As for food, we got better and better at scoping the restaurants in San Pedro. Dot and Yvonne found a restaurant where residents ate in the morning and I enjoyed a substantial breakfast there with them one morning while chatting informally - and the food beat my usual mundane cold cereal and juice. We loved the little deli near the hotel where we could get a quick hot dog for lunch. We had several delightful and tasty evening meals at restaurants with sand floors serving tasty and well prepared meals of chicken and fresh fish. I’ve had few lunches as delicious as the one served at a restaurant called "Sweet Basil" on our last day. Several of us topped off our meals with hot fudge sundaes that energized us for the rest of the day’s shelling.
Our compatible group enjoyed strolling up and down the sandy streets of San Pedro, filled with enticing souvenir shops, and striking up conversations with the residents. Native San Pedroans seem to like basketball as much as I do (after shells, that is). One night I enjoyed insinuating myself into a shoot-around on an off-street court, dribbling the ball around a surprised defender (nobody is used to a ‘mature’ lady driving her way to the hoop and doing a pump fake) and praying that her shot would go in (it did!)
We posed for photographs here and there - in restaurants, on the boat dock, and once Betsy, camera in hand, had importuned us to " Say Belize" so that we’d smile widely, it was easy to let our good times and spirits be recorded for posterity. And they didn’t end right up until the last minute. Shells continued to come our way.

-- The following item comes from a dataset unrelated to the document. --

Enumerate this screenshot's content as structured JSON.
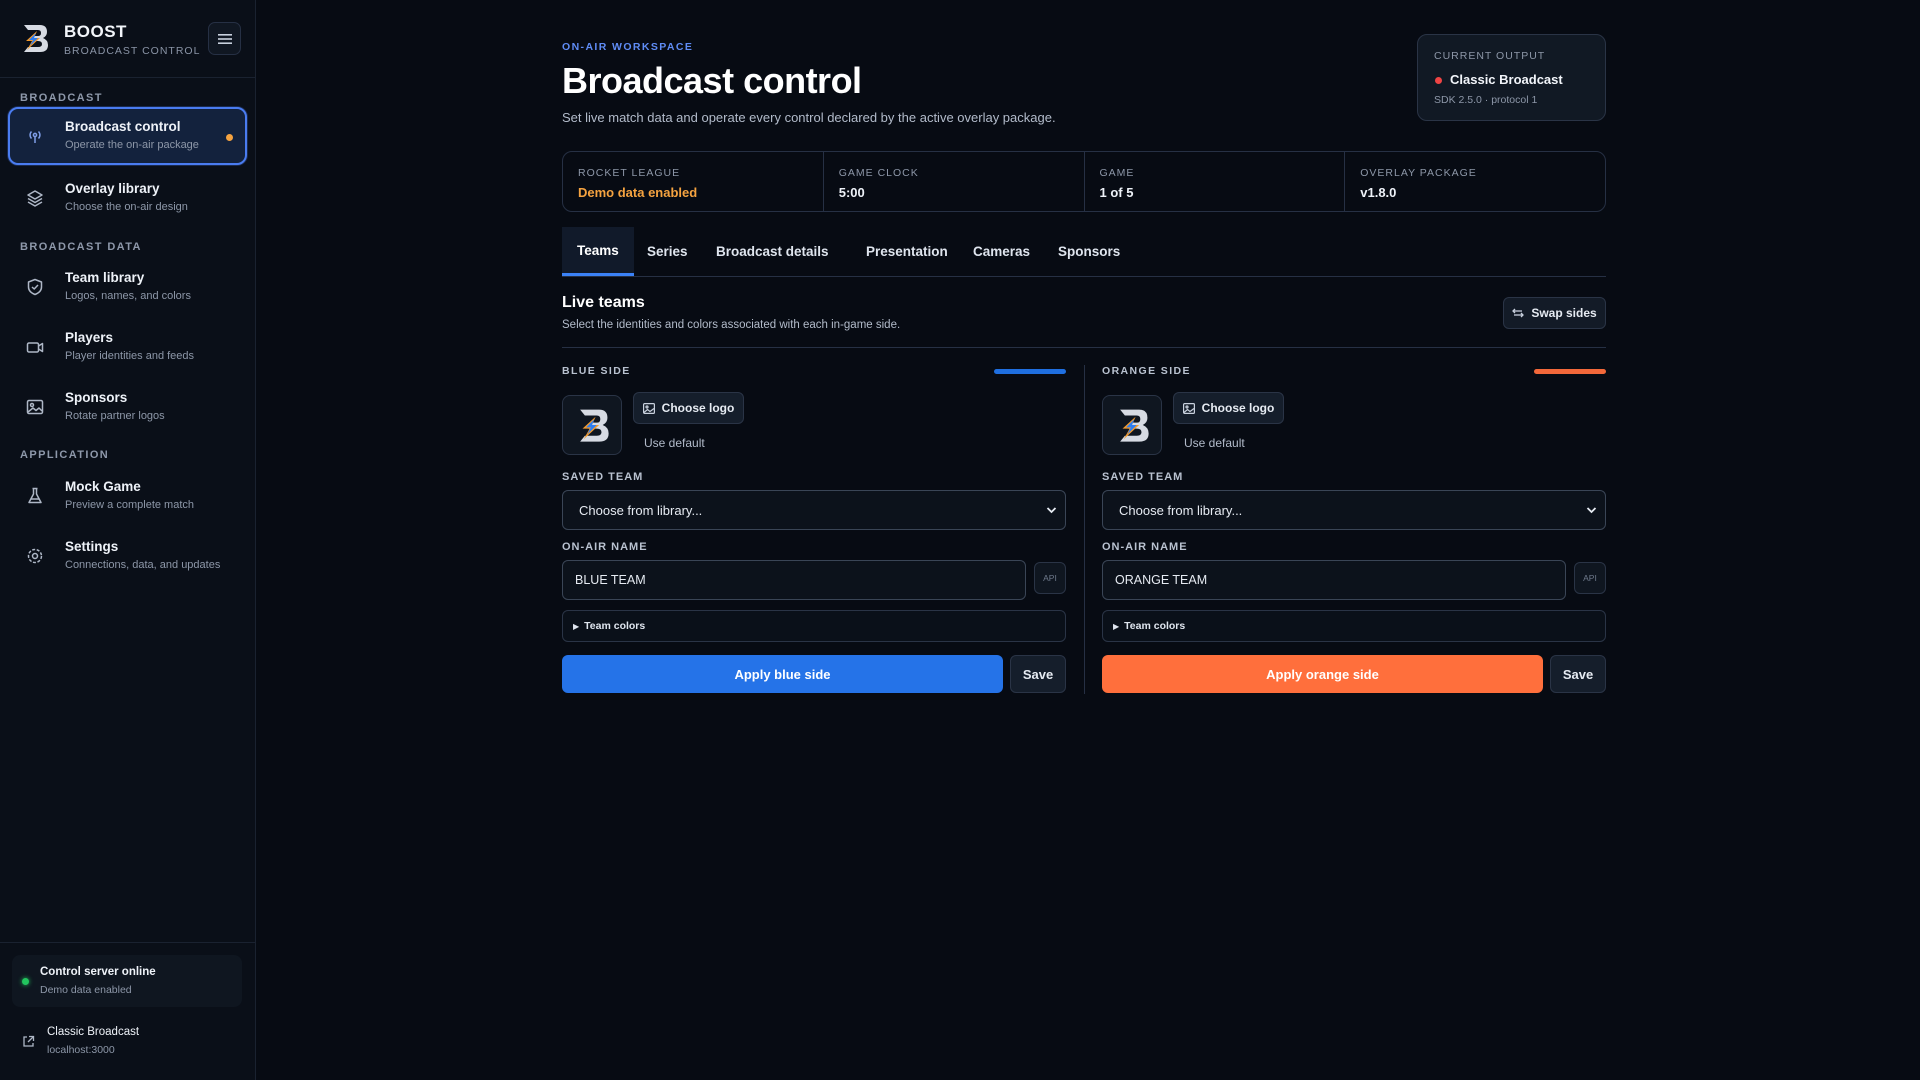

As we were packing the last morning, one of our shelling guides, Mech, came by bearing two spectacular shells: a stunningly-marked Charonia tritonis variegata (Lamarck, 1816) [Atlantic Trumpet Triton] and a fine large Cameo helmet. They were gifts for our group and the only question was - how would it be decided which shellers would take home these treasures in their shell bags? We quickly set up an auction process, and the drawing took place for those who wanted to participate. Dot won the triton, and Brig, the helmet.
In the meantime that last morning a very special event occurred that gave me just one more very warm memory to take away. On our very first day in Belize, I had walked down to the dive shop on the dock in front of our hotel and had gone in to get acquainted. I noticed a tray on the counter of beautiful shells that had been found on its dive trips. There were Calliostoma javanicum (Lamarck, 1822) [Chocolate-line Topsnail], Roostertail Conchs, and setting me to gaping, a fine Linnaeus, 1758 [Glory-of-the-Atlantic Cone]. I admired the shells and offered to buy the cone, saying that it was a rare shell and that I’d offer an appropriate price for it. "Not for sale!" I was told. It was kept there to show prospective divers. Because of the winds, as mentioned, there had been no scuba diving for me or anyone else, and I wondered about the negative impact on the dive shops’ business.
On the last day, I went in again and decided at least to buy one of their attractive T-shirts with a drawing of the "Mayan God of Scuba Diving" even though usually I don’t buy a dive shirt unless I’ve actually dived with the outfit. As the young woman placed my shirt in a bag, she reached over to the tray and handing me the Glory-of-the-Atlantic Cone said "I remember that you like this shell. I’d like to give it to you". I offered again to buy it, but she emphatically said "no". I couldn’t Belize this generous gift. I will certainly always remember it, especially as I glance over at the colorful orange and brown cone right here in a box with a deep blue lining.
By the end of the day, on an uneventful flight, we were back in Miami, and dispersed back to our homes - but with gorgeous and bountiful shells, and memories of the Belize experience, to connect us for a long time to come.